The whole listing should come back exactly as written, except for the pictures.

• **SUPPLIED DATA**

+++

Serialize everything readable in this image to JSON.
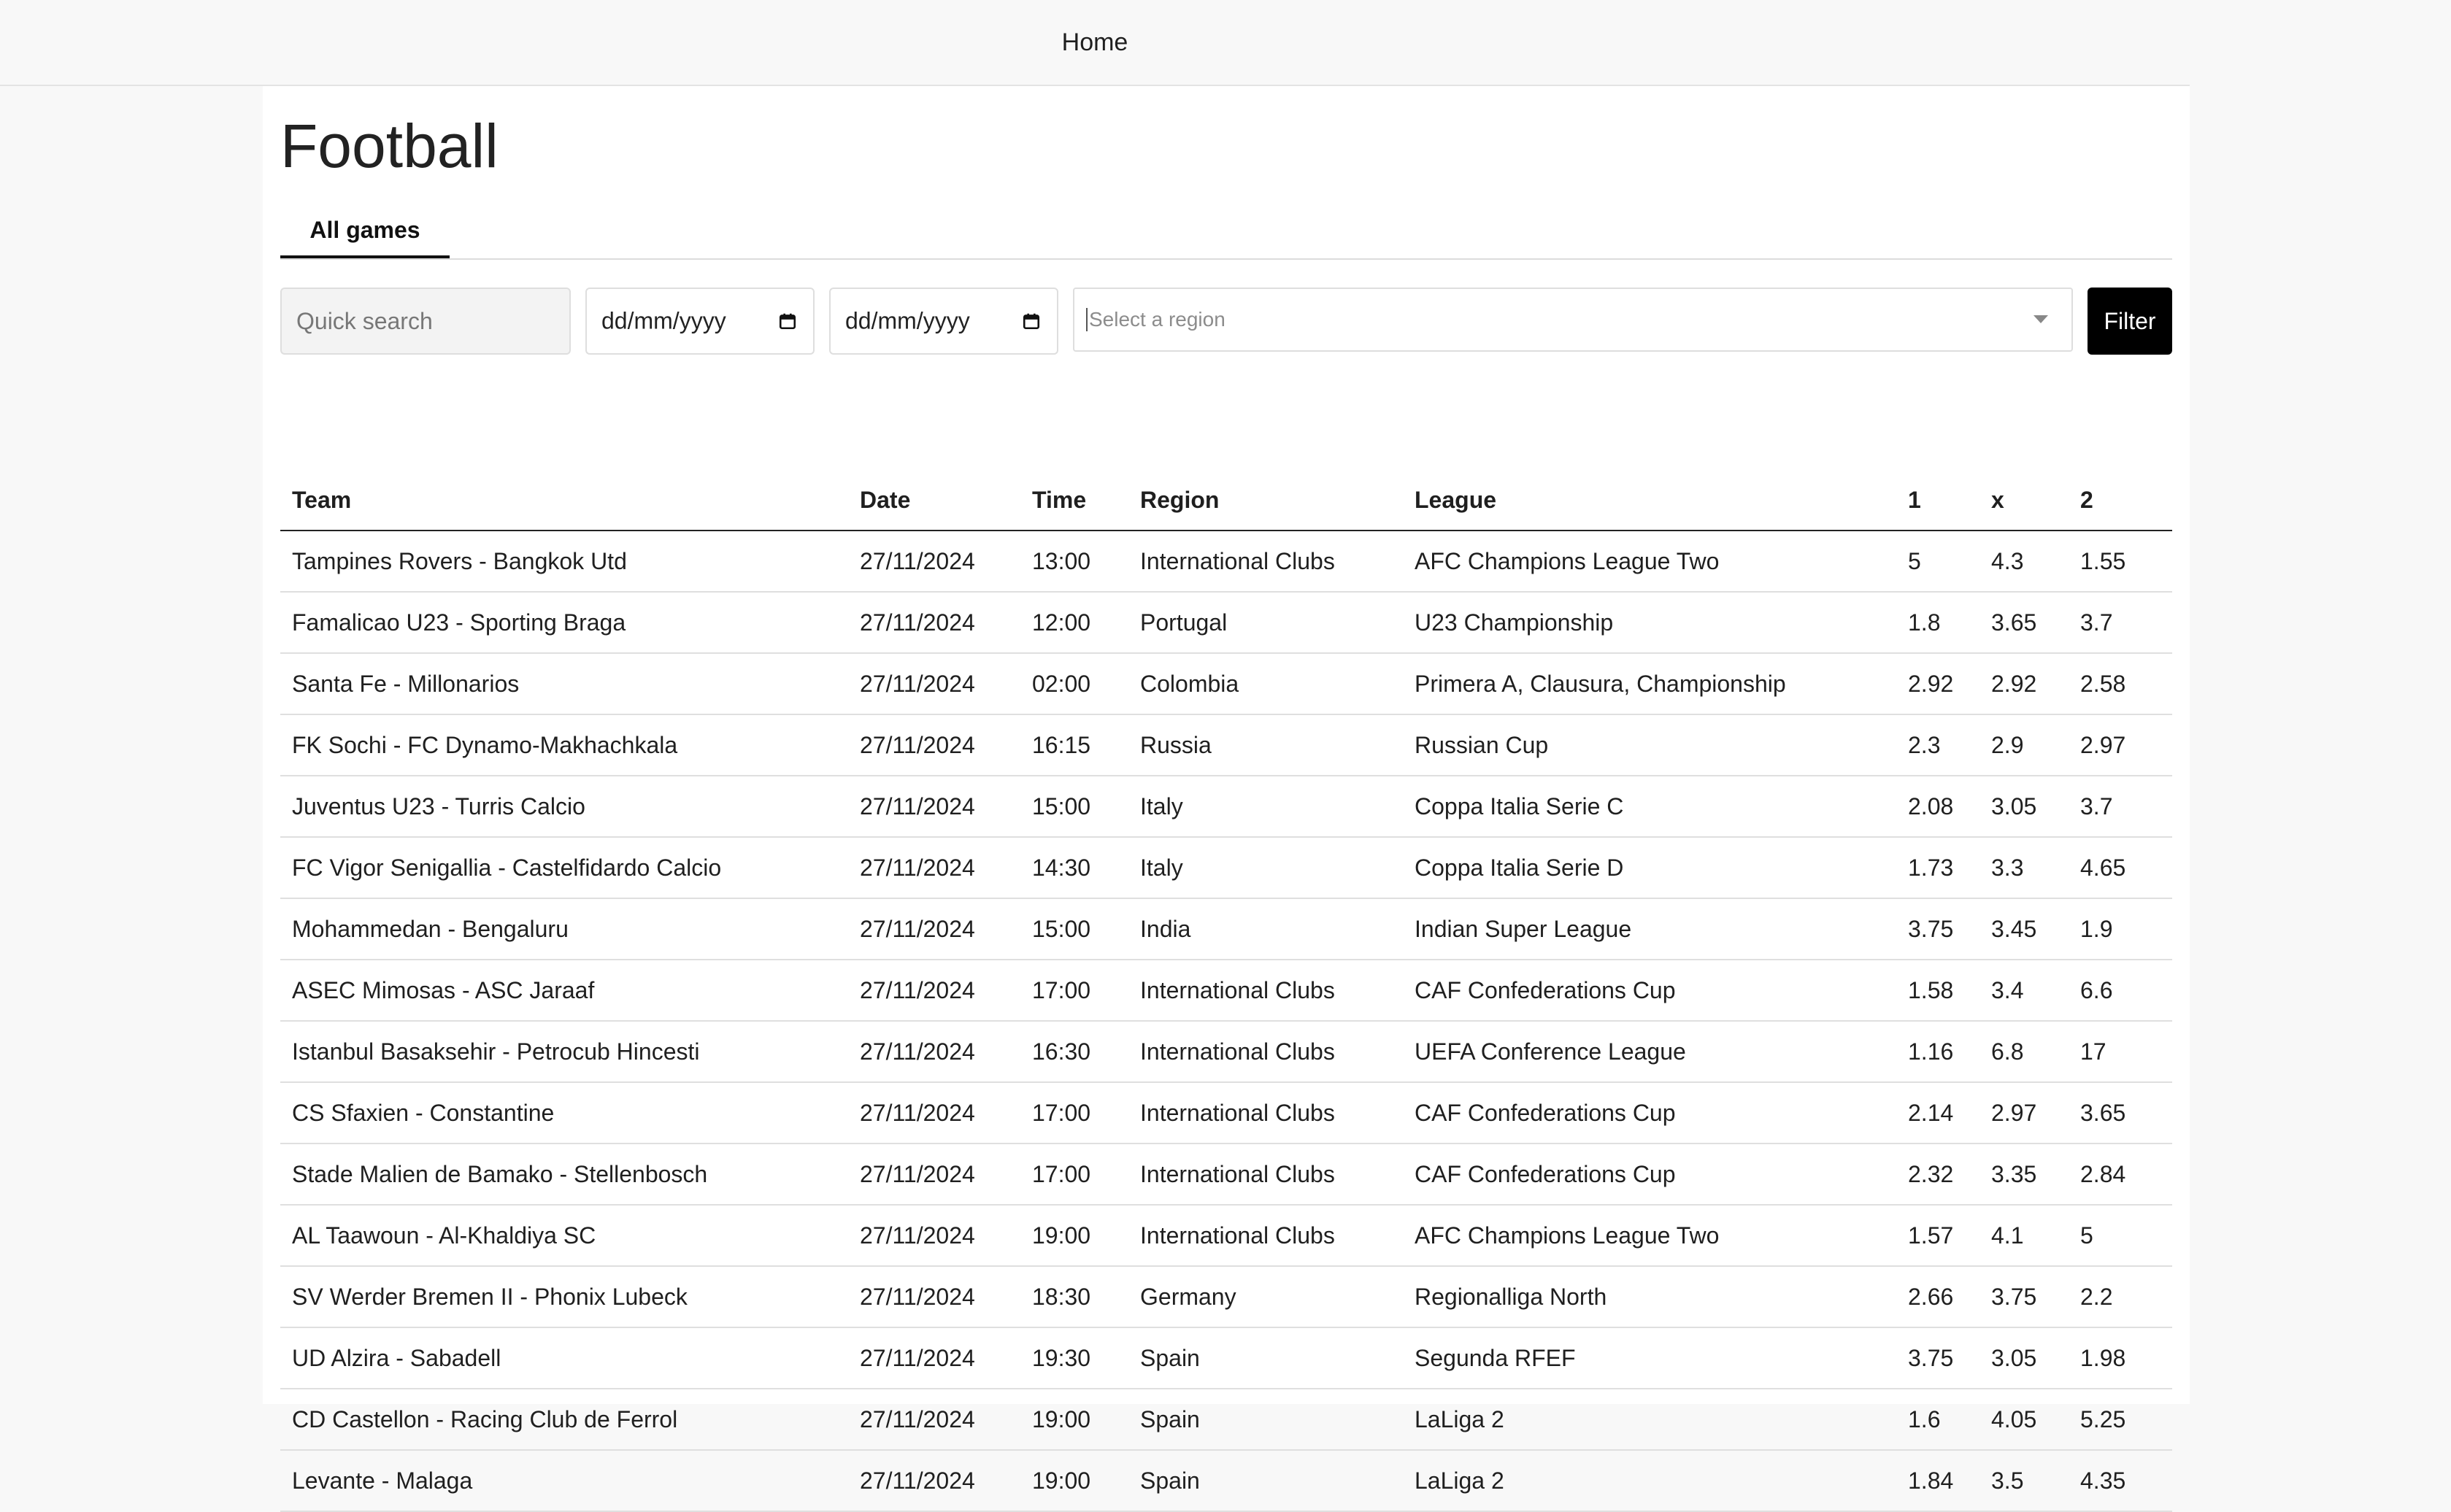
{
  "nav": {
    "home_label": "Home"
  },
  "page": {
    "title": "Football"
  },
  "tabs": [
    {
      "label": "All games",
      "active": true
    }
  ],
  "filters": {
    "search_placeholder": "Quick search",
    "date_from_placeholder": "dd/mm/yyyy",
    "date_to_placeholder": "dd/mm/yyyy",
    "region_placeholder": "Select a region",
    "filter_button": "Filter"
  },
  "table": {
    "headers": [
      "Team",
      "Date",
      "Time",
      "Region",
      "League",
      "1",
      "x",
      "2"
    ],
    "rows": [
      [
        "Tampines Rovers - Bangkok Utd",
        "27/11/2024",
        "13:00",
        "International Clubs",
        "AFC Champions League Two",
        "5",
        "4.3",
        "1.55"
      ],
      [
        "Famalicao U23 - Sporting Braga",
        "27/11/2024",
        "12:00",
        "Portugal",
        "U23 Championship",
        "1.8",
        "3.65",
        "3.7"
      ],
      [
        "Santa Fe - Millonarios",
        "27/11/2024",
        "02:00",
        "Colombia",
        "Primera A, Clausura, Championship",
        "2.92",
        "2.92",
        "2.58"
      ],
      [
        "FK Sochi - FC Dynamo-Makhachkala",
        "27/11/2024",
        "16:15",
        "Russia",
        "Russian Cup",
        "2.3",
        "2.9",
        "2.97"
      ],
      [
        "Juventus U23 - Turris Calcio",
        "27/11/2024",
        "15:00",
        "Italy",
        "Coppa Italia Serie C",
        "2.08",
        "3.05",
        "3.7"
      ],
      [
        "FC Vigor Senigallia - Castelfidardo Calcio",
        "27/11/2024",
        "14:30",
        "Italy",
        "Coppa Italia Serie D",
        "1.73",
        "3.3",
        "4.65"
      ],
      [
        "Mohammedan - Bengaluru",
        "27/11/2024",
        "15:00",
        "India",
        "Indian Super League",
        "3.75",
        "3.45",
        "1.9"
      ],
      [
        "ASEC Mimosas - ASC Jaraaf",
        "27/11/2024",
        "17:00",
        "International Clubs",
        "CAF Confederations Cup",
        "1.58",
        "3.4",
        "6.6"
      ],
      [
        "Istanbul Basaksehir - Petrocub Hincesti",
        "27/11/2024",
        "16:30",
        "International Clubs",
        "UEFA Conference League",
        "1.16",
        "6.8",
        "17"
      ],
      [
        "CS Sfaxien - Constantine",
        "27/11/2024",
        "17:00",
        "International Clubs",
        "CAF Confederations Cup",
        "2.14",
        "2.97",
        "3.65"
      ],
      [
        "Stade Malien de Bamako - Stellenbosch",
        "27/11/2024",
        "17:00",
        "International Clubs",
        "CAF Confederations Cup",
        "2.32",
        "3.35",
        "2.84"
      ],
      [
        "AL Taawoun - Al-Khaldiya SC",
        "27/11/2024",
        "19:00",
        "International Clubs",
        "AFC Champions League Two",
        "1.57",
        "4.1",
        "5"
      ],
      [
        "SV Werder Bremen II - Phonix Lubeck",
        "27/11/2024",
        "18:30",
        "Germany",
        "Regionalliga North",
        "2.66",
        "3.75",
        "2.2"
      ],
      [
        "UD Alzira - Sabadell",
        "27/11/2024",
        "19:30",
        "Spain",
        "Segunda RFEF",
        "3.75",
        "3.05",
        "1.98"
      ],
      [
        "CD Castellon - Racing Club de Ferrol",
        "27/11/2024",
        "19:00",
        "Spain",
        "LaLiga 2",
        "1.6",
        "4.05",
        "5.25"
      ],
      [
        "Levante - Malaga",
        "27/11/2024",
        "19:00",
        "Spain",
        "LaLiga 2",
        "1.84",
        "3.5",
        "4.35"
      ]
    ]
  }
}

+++

• **RESPONSE BELOW**
Serialize everything readable in this image to JSON.
{
  "nav": {
    "home_label": "Home"
  },
  "page": {
    "title": "Football"
  },
  "tabs": [
    {
      "label": "All games",
      "active": true
    }
  ],
  "filters": {
    "search_placeholder": "Quick search",
    "date_from_placeholder": "dd/mm/yyyy",
    "date_to_placeholder": "dd/mm/yyyy",
    "region_placeholder": "Select a region",
    "filter_button": "Filter"
  },
  "table": {
    "headers": [
      "Team",
      "Date",
      "Time",
      "Region",
      "League",
      "1",
      "x",
      "2"
    ],
    "rows": [
      [
        "Tampines Rovers - Bangkok Utd",
        "27/11/2024",
        "13:00",
        "International Clubs",
        "AFC Champions League Two",
        "5",
        "4.3",
        "1.55"
      ],
      [
        "Famalicao U23 - Sporting Braga",
        "27/11/2024",
        "12:00",
        "Portugal",
        "U23 Championship",
        "1.8",
        "3.65",
        "3.7"
      ],
      [
        "Santa Fe - Millonarios",
        "27/11/2024",
        "02:00",
        "Colombia",
        "Primera A, Clausura, Championship",
        "2.92",
        "2.92",
        "2.58"
      ],
      [
        "FK Sochi - FC Dynamo-Makhachkala",
        "27/11/2024",
        "16:15",
        "Russia",
        "Russian Cup",
        "2.3",
        "2.9",
        "2.97"
      ],
      [
        "Juventus U23 - Turris Calcio",
        "27/11/2024",
        "15:00",
        "Italy",
        "Coppa Italia Serie C",
        "2.08",
        "3.05",
        "3.7"
      ],
      [
        "FC Vigor Senigallia - Castelfidardo Calcio",
        "27/11/2024",
        "14:30",
        "Italy",
        "Coppa Italia Serie D",
        "1.73",
        "3.3",
        "4.65"
      ],
      [
        "Mohammedan - Bengaluru",
        "27/11/2024",
        "15:00",
        "India",
        "Indian Super League",
        "3.75",
        "3.45",
        "1.9"
      ],
      [
        "ASEC Mimosas - ASC Jaraaf",
        "27/11/2024",
        "17:00",
        "International Clubs",
        "CAF Confederations Cup",
        "1.58",
        "3.4",
        "6.6"
      ],
      [
        "Istanbul Basaksehir - Petrocub Hincesti",
        "27/11/2024",
        "16:30",
        "International Clubs",
        "UEFA Conference League",
        "1.16",
        "6.8",
        "17"
      ],
      [
        "CS Sfaxien - Constantine",
        "27/11/2024",
        "17:00",
        "International Clubs",
        "CAF Confederations Cup",
        "2.14",
        "2.97",
        "3.65"
      ],
      [
        "Stade Malien de Bamako - Stellenbosch",
        "27/11/2024",
        "17:00",
        "International Clubs",
        "CAF Confederations Cup",
        "2.32",
        "3.35",
        "2.84"
      ],
      [
        "AL Taawoun - Al-Khaldiya SC",
        "27/11/2024",
        "19:00",
        "International Clubs",
        "AFC Champions League Two",
        "1.57",
        "4.1",
        "5"
      ],
      [
        "SV Werder Bremen II - Phonix Lubeck",
        "27/11/2024",
        "18:30",
        "Germany",
        "Regionalliga North",
        "2.66",
        "3.75",
        "2.2"
      ],
      [
        "UD Alzira - Sabadell",
        "27/11/2024",
        "19:30",
        "Spain",
        "Segunda RFEF",
        "3.75",
        "3.05",
        "1.98"
      ],
      [
        "CD Castellon - Racing Club de Ferrol",
        "27/11/2024",
        "19:00",
        "Spain",
        "LaLiga 2",
        "1.6",
        "4.05",
        "5.25"
      ],
      [
        "Levante - Malaga",
        "27/11/2024",
        "19:00",
        "Spain",
        "LaLiga 2",
        "1.84",
        "3.5",
        "4.35"
      ]
    ]
  }
}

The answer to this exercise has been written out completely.